Farmers' Clubs | Household Biomass Gasifiers
As part of the Farmers’ Club project in Bolikhan District, one group decided to set up their own community-based organisation (CBO) at the end of the overall Farmers' Club project. The CBO, FG456 in Ban Phameuang, succeeded in receiving funding from the Global Environment Facility (GEF) for purchasing 200 Household Biomass Gasifiers. These gasifiers are fuelled by rice husk, a leftover product from milling rice. Household Biomass Gasifiers do not release any smoke or other emissions which are harmful to people’s health and the environment. Traditionally, villagers cook over wood or charcoal fires which constitute a health risk, especially when burnt indoors, while also contributing to deforestation.

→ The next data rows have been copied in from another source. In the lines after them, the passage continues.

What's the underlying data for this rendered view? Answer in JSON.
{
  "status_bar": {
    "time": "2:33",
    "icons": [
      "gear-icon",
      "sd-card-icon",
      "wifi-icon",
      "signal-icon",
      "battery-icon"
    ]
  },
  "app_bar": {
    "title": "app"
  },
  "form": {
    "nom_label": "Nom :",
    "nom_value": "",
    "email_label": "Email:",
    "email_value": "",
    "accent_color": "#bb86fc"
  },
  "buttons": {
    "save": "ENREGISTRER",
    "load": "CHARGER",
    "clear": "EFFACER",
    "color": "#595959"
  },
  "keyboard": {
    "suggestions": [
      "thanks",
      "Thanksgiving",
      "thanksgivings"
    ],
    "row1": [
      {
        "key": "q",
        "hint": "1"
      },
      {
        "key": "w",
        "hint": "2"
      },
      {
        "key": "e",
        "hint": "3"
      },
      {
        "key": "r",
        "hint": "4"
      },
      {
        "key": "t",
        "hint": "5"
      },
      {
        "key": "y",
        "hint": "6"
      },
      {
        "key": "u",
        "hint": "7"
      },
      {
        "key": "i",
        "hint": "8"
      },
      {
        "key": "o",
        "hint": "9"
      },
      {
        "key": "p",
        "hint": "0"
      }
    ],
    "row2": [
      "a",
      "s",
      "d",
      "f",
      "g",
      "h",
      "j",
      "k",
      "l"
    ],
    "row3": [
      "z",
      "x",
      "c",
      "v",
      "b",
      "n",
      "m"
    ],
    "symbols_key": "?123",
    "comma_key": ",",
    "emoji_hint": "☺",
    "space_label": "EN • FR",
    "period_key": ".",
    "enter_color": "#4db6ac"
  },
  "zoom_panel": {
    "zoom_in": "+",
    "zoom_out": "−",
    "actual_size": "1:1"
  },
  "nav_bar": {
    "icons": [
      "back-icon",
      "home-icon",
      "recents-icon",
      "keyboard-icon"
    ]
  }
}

The task of collecting firewood usually is one of the many responsibilities of women, and thus the gasifiers also help with relieving them from having to do so, thereby furthering women’s empowerment. Moreover, after the rice husk has been gasified, the resulting biochar can be used to enhance organic fertiliser in vegetable gardens. HPP Laos supported FG456 in every step on the way, from applying for funding over distributing gasifiers to training families in how to use and maintain them, as well as raising awareness of climate change mitigation and adaptation in the community.

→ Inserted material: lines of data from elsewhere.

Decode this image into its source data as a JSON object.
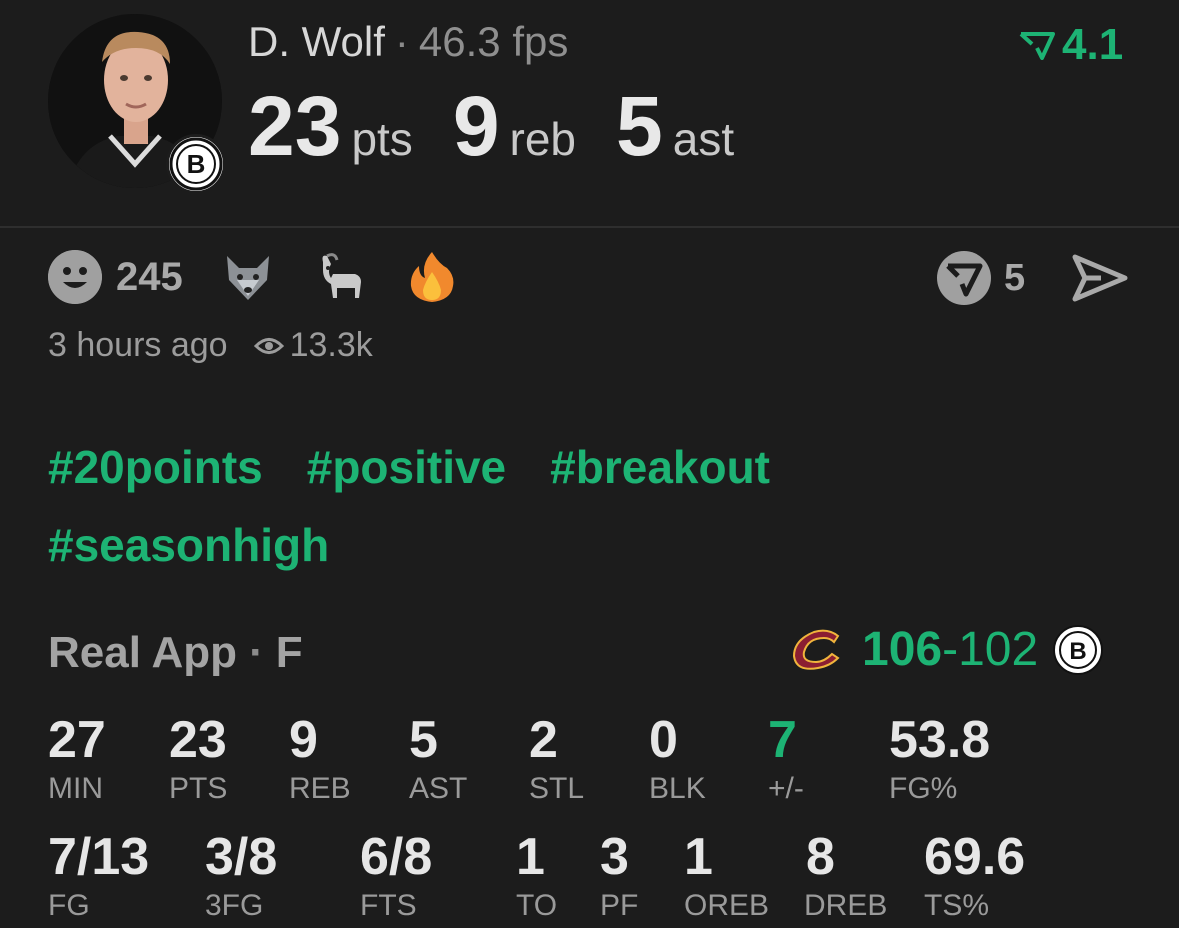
{
  "player": {
    "name": "D. Wolf",
    "fps": "46.3 fps",
    "pts_value": "23",
    "pts_unit": "pts",
    "reb_value": "9",
    "reb_unit": "reb",
    "ast_value": "5",
    "ast_unit": "ast",
    "rating": "4.1",
    "team_badge_letter": "B"
  },
  "reactions": {
    "smile_count": "245",
    "emojis": [
      "wolf-icon",
      "goat-icon",
      "fire-icon"
    ],
    "share_count": "5"
  },
  "meta": {
    "time": "3 hours ago",
    "views": "13.3k"
  },
  "tags": [
    "#20points",
    "#positive",
    "#breakout",
    "#seasonhigh"
  ],
  "game": {
    "source": "Real App",
    "status": "F",
    "score_home": "106",
    "score_away": "102",
    "away_badge_letter": "B"
  },
  "boxscore": {
    "row1": [
      {
        "value": "27",
        "label": "MIN"
      },
      {
        "value": "23",
        "label": "PTS"
      },
      {
        "value": "9",
        "label": "REB"
      },
      {
        "value": "5",
        "label": "AST"
      },
      {
        "value": "2",
        "label": "STL"
      },
      {
        "value": "0",
        "label": "BLK"
      },
      {
        "value": "7",
        "label": "+/-"
      },
      {
        "value": "53.8",
        "label": "FG%"
      }
    ],
    "row2": [
      {
        "value": "7/13",
        "label": "FG"
      },
      {
        "value": "3/8",
        "label": "3FG"
      },
      {
        "value": "6/8",
        "label": "FTS"
      },
      {
        "value": "1",
        "label": "TO"
      },
      {
        "value": "3",
        "label": "PF"
      },
      {
        "value": "1",
        "label": "OREB"
      },
      {
        "value": "8",
        "label": "DREB"
      },
      {
        "value": "69.6",
        "label": "TS%"
      }
    ]
  },
  "colors": {
    "accent": "#1db374",
    "background": "#1c1c1c"
  }
}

Mr. Tengzong, one of the participants, explains: 'I like the gasifiers very much because we can use waste from the rice harvest (rice husk) to make the fire. We don't normally use the rice husk so we save money on it, instead of buying charcoal. It is good for the environment because we do not need to cut down the trees for firewood. We have no smoke in the kitchen when we cook the food, and smoke is not healthy for my family. We also get biochar from the rice husk after it has been used in the gasifier, and we can mix it with animal dung and use it in the garden as fertilizer.'